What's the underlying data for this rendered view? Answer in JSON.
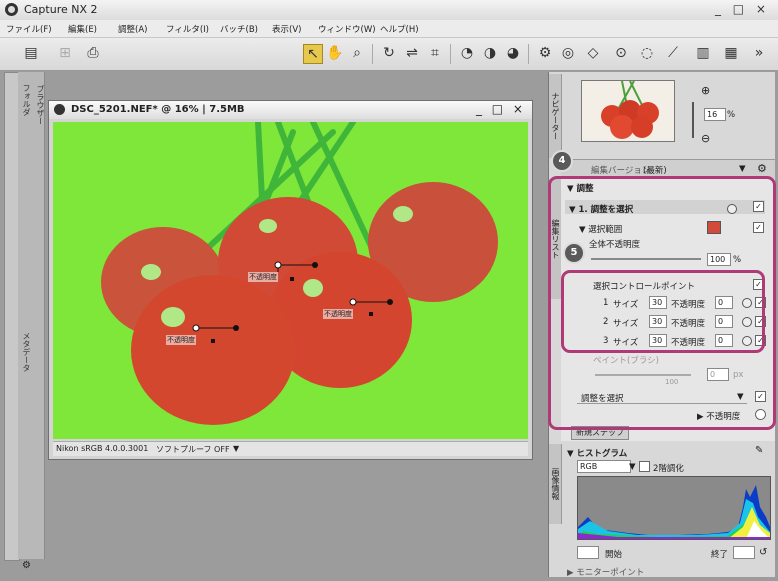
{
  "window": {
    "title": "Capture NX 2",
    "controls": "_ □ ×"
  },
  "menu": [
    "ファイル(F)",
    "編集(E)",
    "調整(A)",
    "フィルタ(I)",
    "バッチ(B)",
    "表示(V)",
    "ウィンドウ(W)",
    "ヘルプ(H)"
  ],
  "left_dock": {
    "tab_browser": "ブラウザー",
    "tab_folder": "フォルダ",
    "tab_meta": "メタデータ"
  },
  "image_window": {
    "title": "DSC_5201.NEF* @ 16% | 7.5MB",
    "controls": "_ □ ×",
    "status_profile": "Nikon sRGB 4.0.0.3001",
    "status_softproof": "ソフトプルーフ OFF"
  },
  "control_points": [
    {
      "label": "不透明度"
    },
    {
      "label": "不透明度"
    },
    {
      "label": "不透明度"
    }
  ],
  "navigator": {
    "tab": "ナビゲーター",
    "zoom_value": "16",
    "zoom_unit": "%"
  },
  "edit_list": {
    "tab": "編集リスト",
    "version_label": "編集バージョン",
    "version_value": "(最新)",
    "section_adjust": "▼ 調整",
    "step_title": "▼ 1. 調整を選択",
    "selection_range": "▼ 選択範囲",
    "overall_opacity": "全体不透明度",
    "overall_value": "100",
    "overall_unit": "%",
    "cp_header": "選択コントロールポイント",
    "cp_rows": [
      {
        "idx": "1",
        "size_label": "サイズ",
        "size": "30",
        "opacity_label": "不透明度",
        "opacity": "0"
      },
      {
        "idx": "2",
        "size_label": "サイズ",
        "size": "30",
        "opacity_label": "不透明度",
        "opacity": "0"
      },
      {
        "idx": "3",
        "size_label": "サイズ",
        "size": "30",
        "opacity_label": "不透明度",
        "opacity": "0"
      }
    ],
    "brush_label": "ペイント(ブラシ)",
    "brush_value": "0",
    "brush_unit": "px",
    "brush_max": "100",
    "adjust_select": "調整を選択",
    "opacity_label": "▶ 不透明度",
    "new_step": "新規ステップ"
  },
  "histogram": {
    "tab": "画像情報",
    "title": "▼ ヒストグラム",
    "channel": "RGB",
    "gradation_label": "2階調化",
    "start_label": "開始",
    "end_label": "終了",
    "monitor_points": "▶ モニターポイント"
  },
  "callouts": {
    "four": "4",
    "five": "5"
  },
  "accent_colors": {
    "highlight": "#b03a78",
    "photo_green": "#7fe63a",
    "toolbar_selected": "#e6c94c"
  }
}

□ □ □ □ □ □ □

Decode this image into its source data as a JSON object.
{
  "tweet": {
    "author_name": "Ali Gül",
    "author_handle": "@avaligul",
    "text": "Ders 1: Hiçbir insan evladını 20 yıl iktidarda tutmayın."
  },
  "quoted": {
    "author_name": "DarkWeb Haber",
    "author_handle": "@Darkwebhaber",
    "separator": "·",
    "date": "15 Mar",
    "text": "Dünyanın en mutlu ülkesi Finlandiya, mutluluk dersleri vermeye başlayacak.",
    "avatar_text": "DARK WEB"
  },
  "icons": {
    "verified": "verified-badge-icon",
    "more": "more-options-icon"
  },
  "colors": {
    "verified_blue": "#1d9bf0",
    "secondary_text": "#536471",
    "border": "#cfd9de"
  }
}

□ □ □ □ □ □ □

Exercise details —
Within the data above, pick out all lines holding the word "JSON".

Solution —
What's the underlying data for this rendered view? Answer in JSON.
Decode this image into its source data as a JSON object.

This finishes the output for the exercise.